Directions:
Wherever "this" shows up in the records below, copy the whole line.
The data Start Marker
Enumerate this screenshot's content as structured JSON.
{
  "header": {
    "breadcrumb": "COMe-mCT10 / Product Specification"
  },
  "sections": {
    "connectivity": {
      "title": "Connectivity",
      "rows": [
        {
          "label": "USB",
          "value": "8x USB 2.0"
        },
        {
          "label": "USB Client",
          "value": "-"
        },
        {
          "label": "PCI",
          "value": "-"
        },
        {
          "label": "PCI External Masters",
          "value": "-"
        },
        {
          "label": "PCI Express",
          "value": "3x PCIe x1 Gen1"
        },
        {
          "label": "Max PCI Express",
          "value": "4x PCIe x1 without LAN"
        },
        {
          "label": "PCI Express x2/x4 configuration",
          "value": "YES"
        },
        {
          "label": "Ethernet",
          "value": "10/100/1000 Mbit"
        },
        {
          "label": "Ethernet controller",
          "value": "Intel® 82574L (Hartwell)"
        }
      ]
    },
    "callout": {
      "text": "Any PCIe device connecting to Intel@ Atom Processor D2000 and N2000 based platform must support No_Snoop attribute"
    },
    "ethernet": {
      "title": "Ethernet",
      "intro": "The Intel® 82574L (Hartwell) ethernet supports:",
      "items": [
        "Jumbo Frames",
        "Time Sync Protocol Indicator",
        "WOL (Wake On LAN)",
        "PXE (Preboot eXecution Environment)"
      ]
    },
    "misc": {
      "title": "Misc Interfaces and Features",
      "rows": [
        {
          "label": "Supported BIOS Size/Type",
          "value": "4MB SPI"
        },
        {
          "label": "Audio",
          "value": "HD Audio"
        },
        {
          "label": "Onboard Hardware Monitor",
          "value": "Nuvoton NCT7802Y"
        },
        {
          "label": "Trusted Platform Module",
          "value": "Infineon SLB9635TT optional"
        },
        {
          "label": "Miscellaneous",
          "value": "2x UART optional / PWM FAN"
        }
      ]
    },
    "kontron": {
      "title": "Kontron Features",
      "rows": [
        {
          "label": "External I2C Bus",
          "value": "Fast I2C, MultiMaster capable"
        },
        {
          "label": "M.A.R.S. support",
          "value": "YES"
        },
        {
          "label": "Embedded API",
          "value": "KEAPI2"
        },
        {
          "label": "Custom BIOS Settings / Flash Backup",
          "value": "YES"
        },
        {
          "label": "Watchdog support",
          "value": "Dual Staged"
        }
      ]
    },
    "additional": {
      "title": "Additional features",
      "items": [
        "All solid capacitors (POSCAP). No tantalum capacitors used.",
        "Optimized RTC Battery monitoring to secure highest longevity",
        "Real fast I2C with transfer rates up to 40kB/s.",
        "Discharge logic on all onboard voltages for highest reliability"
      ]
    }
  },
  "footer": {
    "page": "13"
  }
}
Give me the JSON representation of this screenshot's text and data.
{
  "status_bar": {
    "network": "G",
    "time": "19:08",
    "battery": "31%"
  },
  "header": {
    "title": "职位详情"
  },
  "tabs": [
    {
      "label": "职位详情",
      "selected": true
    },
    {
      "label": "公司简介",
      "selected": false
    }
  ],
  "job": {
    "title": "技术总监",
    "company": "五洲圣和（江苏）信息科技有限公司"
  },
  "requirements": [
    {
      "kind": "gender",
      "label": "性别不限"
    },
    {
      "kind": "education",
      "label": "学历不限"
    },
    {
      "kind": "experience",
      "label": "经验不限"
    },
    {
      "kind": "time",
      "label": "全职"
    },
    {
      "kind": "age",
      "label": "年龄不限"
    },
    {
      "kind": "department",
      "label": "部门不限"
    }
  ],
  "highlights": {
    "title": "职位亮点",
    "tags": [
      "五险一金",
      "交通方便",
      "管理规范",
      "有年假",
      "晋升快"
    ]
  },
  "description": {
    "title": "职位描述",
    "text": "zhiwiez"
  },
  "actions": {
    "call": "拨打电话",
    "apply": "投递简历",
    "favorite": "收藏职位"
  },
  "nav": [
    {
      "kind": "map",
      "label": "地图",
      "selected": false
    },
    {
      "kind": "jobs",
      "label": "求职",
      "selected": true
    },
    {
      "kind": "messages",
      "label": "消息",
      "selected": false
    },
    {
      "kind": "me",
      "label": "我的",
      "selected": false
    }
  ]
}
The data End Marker
Solved problem:
Enumerate this screenshot's content as structured JSON.
Give me the JSON representation of this screenshot's text and data.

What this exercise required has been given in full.